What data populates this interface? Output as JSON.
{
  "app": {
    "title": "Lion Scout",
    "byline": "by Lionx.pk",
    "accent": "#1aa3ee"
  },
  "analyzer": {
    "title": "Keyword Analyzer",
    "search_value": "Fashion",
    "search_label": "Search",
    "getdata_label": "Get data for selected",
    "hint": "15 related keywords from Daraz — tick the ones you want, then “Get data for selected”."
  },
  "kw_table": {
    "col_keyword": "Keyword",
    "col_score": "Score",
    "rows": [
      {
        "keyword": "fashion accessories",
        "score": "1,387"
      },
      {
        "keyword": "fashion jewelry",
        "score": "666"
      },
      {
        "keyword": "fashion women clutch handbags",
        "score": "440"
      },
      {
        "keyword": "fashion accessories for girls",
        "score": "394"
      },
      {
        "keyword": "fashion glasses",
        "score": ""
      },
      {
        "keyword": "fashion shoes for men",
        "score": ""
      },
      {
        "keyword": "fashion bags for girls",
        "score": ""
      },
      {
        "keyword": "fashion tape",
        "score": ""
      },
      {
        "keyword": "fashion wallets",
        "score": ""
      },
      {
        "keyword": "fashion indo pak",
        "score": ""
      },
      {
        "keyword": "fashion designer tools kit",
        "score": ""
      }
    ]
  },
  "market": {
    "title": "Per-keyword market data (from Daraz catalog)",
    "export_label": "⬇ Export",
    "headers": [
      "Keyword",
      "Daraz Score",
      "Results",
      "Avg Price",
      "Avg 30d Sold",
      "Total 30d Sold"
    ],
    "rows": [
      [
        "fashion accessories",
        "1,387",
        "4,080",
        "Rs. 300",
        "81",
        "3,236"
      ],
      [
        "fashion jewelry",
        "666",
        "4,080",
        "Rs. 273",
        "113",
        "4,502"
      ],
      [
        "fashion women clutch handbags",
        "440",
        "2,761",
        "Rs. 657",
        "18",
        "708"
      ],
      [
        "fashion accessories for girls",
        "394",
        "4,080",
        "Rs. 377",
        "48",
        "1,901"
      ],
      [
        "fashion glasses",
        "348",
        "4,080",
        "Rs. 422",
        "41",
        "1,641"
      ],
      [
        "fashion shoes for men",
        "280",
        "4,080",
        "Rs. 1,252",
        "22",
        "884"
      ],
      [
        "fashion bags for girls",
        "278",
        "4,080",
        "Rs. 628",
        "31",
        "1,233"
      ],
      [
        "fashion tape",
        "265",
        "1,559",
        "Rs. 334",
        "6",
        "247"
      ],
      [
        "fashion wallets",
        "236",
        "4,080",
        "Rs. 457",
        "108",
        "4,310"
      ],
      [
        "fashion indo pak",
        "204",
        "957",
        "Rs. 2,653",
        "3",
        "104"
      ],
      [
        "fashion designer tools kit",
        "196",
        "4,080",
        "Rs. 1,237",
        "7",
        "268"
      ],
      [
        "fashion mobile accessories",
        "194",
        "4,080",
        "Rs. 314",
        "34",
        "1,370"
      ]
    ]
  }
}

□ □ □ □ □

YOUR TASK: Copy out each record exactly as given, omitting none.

EXERCISE ANSWER:
What data populates this interface? Output as JSON.
{
  "app": {
    "title": "Lion Scout",
    "byline": "by Lionx.pk",
    "accent": "#1aa3ee"
  },
  "analyzer": {
    "title": "Keyword Analyzer",
    "search_value": "Fashion",
    "search_label": "Search",
    "getdata_label": "Get data for selected",
    "hint": "15 related keywords from Daraz — tick the ones you want, then “Get data for selected”."
  },
  "kw_table": {
    "col_keyword": "Keyword",
    "col_score": "Score",
    "rows": [
      {
        "keyword": "fashion accessories",
        "score": "1,387"
      },
      {
        "keyword": "fashion jewelry",
        "score": "666"
      },
      {
        "keyword": "fashion women clutch handbags",
        "score": "440"
      },
      {
        "keyword": "fashion accessories for girls",
        "score": "394"
      },
      {
        "keyword": "fashion glasses",
        "score": ""
      },
      {
        "keyword": "fashion shoes for men",
        "score": ""
      },
      {
        "keyword": "fashion bags for girls",
        "score": ""
      },
      {
        "keyword": "fashion tape",
        "score": ""
      },
      {
        "keyword": "fashion wallets",
        "score": ""
      },
      {
        "keyword": "fashion indo pak",
        "score": ""
      },
      {
        "keyword": "fashion designer tools kit",
        "score": ""
      }
    ]
  },
  "market": {
    "title": "Per-keyword market data (from Daraz catalog)",
    "export_label": "⬇ Export",
    "headers": [
      "Keyword",
      "Daraz Score",
      "Results",
      "Avg Price",
      "Avg 30d Sold",
      "Total 30d Sold"
    ],
    "rows": [
      [
        "fashion accessories",
        "1,387",
        "4,080",
        "Rs. 300",
        "81",
        "3,236"
      ],
      [
        "fashion jewelry",
        "666",
        "4,080",
        "Rs. 273",
        "113",
        "4,502"
      ],
      [
        "fashion women clutch handbags",
        "440",
        "2,761",
        "Rs. 657",
        "18",
        "708"
      ],
      [
        "fashion accessories for girls",
        "394",
        "4,080",
        "Rs. 377",
        "48",
        "1,901"
      ],
      [
        "fashion glasses",
        "348",
        "4,080",
        "Rs. 422",
        "41",
        "1,641"
      ],
      [
        "fashion shoes for men",
        "280",
        "4,080",
        "Rs. 1,252",
        "22",
        "884"
      ],
      [
        "fashion bags for girls",
        "278",
        "4,080",
        "Rs. 628",
        "31",
        "1,233"
      ],
      [
        "fashion tape",
        "265",
        "1,559",
        "Rs. 334",
        "6",
        "247"
      ],
      [
        "fashion wallets",
        "236",
        "4,080",
        "Rs. 457",
        "108",
        "4,310"
      ],
      [
        "fashion indo pak",
        "204",
        "957",
        "Rs. 2,653",
        "3",
        "104"
      ],
      [
        "fashion designer tools kit",
        "196",
        "4,080",
        "Rs. 1,237",
        "7",
        "268"
      ],
      [
        "fashion mobile accessories",
        "194",
        "4,080",
        "Rs. 314",
        "34",
        "1,370"
      ]
    ]
  }
}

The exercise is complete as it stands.